**Instructions to follow**
Return every line from the listing where the word "data" occurs.

**Source records**

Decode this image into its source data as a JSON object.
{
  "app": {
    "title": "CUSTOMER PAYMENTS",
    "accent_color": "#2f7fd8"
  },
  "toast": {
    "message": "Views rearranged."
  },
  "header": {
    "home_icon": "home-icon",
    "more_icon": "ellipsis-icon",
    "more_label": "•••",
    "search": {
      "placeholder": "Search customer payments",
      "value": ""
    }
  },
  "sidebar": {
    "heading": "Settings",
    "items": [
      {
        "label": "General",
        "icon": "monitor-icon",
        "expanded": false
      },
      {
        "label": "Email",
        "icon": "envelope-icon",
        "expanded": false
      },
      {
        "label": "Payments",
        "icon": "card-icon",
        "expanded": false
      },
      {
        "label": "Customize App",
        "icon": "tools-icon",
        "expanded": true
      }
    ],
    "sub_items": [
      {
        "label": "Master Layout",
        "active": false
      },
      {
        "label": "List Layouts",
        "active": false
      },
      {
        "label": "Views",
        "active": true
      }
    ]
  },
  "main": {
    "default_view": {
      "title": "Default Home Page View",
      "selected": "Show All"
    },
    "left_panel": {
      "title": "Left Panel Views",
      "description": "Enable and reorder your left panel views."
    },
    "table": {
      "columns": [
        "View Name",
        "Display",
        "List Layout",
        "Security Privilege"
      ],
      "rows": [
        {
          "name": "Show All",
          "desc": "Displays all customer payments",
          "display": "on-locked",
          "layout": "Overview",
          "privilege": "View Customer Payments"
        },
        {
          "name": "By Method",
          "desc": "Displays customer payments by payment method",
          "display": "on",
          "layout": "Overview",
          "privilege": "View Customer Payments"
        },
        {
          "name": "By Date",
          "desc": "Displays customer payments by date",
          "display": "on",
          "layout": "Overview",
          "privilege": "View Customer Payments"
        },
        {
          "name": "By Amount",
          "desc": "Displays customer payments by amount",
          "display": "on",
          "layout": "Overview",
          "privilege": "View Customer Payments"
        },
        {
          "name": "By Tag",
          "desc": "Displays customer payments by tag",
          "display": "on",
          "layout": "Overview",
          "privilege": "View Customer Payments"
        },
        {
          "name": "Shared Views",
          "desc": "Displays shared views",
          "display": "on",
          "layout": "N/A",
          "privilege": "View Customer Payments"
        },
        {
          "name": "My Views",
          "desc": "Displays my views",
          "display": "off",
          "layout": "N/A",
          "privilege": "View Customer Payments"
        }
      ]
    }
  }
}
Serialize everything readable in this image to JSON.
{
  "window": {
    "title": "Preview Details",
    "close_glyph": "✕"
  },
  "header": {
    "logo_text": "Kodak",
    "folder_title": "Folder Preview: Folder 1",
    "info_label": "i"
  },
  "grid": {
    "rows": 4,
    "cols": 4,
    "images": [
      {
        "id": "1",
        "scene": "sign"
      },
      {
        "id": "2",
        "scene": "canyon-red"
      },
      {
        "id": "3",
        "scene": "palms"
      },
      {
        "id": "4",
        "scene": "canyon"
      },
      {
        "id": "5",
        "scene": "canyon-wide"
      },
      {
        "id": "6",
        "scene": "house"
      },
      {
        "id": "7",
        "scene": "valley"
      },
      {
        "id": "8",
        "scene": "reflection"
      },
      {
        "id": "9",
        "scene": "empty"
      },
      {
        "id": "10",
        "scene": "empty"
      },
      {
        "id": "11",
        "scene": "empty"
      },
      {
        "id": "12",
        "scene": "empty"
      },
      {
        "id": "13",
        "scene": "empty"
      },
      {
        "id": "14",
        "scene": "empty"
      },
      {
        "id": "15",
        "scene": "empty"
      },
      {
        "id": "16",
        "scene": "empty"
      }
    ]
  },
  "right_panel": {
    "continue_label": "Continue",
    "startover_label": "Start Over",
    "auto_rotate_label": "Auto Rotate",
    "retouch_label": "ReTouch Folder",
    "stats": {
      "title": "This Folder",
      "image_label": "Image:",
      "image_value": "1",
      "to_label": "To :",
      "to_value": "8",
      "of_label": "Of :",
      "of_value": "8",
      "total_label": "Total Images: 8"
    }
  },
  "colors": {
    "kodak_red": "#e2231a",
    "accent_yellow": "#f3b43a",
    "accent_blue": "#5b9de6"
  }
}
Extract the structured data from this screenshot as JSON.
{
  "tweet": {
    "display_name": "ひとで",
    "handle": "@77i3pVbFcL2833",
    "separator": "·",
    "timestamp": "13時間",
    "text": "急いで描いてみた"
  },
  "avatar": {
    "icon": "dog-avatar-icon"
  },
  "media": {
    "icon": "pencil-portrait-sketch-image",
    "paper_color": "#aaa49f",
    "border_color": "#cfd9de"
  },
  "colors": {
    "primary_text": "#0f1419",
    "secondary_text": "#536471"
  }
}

**Answer for the task**
Decode this image into its source data as a JSON object.
Extract the structured data from this screenshot as JSON.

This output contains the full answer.